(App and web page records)
○ ○ ○ ○ ○

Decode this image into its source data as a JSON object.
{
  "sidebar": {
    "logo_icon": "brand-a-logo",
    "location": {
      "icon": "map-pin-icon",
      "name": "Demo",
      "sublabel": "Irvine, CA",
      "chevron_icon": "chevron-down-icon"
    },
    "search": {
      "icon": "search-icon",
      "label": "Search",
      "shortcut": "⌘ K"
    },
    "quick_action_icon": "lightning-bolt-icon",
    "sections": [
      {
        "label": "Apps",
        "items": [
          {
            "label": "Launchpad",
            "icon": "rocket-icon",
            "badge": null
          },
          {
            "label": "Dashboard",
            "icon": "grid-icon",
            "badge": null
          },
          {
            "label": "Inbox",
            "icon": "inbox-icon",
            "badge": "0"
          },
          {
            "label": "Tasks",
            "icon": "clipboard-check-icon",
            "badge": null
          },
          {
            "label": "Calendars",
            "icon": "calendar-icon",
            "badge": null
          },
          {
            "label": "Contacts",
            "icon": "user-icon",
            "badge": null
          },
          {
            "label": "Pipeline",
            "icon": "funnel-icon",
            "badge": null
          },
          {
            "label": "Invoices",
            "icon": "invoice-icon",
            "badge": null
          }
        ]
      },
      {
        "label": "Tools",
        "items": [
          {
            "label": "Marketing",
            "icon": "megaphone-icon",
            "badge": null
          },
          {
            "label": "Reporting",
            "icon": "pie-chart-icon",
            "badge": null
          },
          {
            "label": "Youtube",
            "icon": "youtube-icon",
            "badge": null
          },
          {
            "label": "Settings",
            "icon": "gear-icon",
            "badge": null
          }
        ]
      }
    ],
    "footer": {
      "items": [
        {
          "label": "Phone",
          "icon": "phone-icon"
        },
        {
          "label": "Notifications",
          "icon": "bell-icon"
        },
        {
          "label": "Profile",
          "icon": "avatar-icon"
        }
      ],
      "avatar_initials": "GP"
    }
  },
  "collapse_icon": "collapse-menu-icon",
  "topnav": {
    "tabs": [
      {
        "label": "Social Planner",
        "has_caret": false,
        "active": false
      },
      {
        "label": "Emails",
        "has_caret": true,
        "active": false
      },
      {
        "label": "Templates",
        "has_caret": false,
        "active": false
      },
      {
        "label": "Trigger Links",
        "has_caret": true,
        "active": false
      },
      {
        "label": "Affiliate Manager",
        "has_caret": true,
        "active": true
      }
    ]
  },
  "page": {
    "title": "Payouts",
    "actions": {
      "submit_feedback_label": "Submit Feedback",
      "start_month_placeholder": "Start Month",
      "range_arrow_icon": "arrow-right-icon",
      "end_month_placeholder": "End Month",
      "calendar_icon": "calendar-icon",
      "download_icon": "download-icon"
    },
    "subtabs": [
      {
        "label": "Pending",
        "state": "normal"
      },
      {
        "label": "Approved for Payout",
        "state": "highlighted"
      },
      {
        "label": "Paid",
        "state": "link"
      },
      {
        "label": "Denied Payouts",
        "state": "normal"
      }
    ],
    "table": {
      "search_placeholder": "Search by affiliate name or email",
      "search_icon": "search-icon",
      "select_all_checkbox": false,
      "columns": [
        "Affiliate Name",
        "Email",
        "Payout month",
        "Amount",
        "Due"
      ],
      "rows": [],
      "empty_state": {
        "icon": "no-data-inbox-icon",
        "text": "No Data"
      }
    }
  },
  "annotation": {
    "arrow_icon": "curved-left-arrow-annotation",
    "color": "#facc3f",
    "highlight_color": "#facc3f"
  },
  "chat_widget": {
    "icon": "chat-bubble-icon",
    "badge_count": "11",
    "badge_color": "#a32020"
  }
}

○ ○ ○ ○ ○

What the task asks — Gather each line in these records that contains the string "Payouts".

Output below —
    "title": "Payouts",
        "label": "Denied Payouts",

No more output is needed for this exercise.